[Items listed in a dataset]
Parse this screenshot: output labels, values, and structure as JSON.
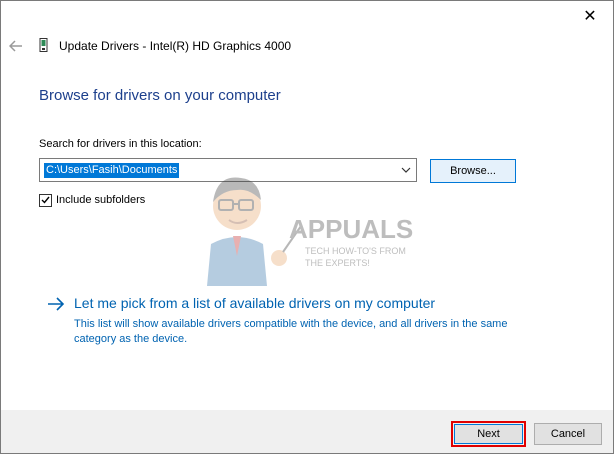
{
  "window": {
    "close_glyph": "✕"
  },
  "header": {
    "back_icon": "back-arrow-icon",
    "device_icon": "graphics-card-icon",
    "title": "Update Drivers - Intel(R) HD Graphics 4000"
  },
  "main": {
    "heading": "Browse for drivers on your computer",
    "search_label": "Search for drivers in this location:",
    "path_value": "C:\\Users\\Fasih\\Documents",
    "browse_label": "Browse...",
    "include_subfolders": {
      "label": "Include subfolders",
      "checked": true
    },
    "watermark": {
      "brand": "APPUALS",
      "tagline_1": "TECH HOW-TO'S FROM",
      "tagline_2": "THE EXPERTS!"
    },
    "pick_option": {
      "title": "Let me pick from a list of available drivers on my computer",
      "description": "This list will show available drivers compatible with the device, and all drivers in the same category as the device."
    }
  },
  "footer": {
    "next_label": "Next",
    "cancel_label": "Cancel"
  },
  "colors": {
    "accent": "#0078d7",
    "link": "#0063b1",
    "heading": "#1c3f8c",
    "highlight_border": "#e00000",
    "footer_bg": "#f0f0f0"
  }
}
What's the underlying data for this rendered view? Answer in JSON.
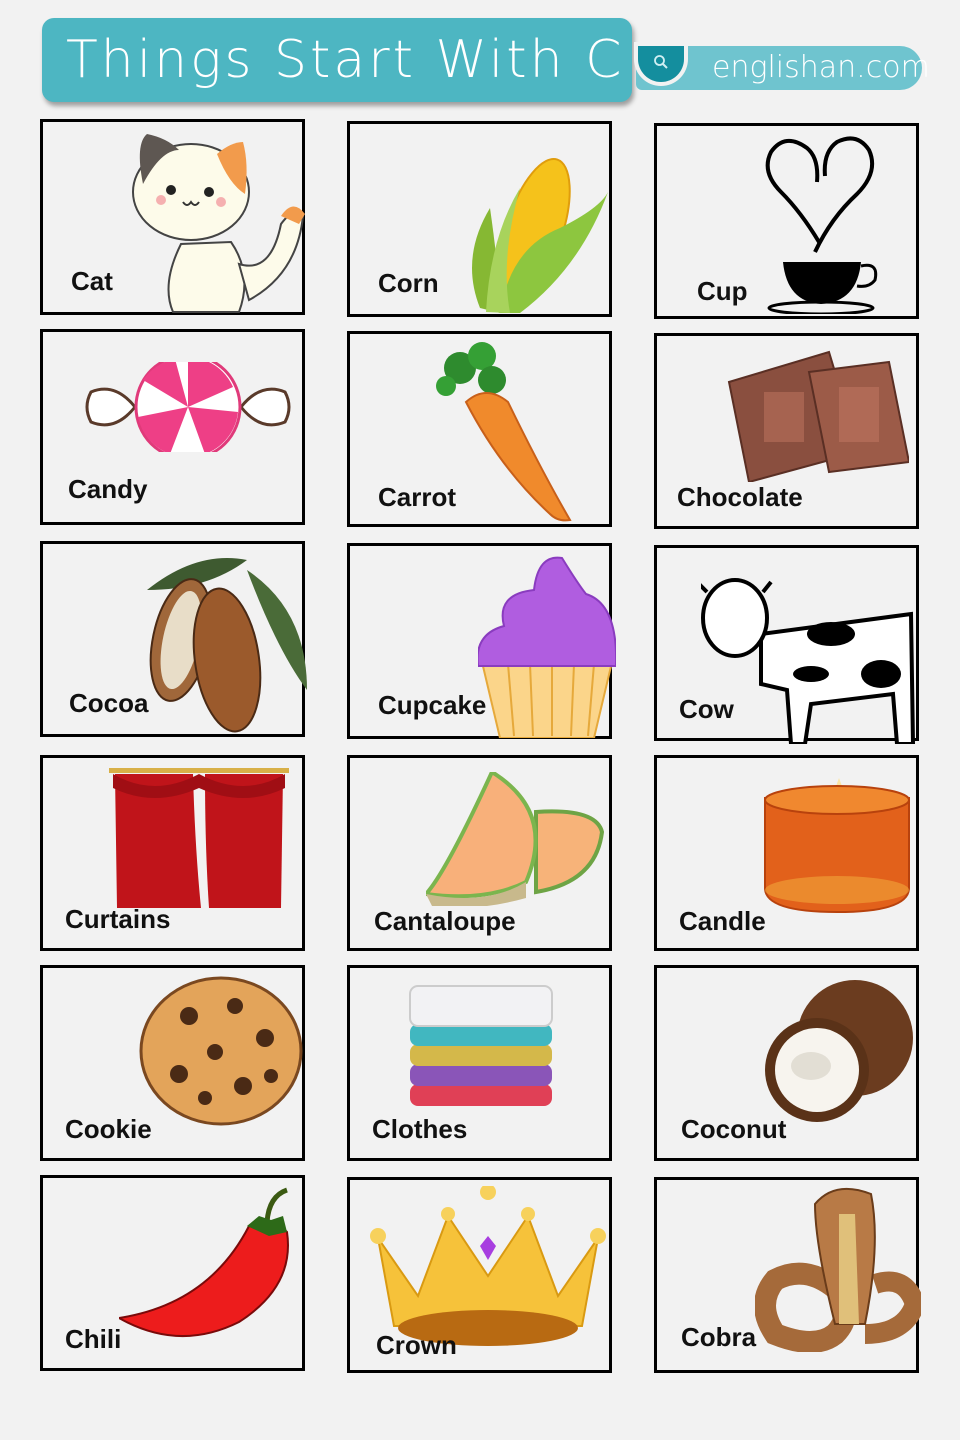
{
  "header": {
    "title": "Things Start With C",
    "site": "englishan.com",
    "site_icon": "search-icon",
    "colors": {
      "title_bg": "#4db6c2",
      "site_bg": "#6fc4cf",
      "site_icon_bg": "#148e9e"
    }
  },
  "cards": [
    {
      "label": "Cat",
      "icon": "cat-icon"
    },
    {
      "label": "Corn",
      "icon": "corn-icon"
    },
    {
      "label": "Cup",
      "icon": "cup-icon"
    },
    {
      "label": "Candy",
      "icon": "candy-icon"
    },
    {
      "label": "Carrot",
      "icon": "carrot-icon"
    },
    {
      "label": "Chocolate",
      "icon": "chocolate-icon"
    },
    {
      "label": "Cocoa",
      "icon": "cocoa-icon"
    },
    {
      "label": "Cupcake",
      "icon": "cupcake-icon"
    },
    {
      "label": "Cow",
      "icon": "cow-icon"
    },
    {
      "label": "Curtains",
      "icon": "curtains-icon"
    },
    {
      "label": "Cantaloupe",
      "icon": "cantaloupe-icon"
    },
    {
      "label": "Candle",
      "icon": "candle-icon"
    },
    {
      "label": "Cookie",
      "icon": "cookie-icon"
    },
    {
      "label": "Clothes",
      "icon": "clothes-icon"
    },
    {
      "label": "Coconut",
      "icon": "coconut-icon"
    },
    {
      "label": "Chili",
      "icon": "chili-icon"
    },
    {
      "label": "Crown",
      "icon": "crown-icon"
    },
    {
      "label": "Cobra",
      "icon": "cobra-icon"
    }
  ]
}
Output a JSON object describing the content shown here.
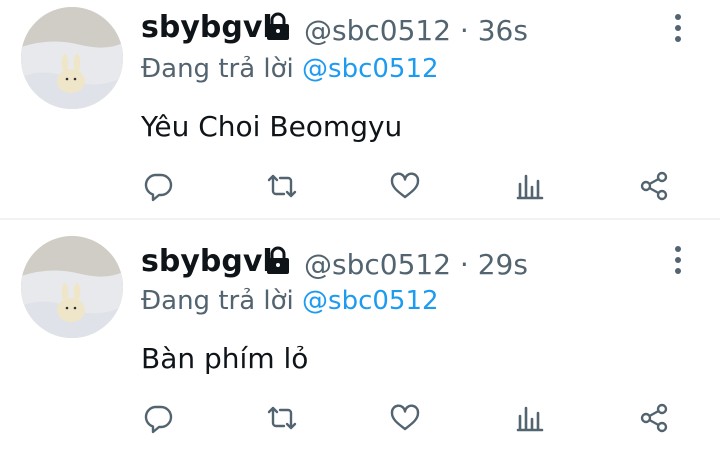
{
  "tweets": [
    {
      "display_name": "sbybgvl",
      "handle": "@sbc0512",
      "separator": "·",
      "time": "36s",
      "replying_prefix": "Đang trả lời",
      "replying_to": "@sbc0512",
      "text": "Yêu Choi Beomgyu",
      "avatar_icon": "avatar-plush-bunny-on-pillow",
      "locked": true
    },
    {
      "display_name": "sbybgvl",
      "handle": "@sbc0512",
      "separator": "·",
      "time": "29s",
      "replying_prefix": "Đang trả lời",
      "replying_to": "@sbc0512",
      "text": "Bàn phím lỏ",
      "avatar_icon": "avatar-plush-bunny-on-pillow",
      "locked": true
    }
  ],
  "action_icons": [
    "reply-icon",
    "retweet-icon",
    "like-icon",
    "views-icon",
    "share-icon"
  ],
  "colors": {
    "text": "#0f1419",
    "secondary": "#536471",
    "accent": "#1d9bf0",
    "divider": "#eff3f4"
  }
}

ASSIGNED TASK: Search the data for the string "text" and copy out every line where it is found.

RESULT OF THE EXERCISE:
      "text": "Yêu Choi Beomgyu",
      "text": "Bàn phím lỏ",
    "text": "#0f1419",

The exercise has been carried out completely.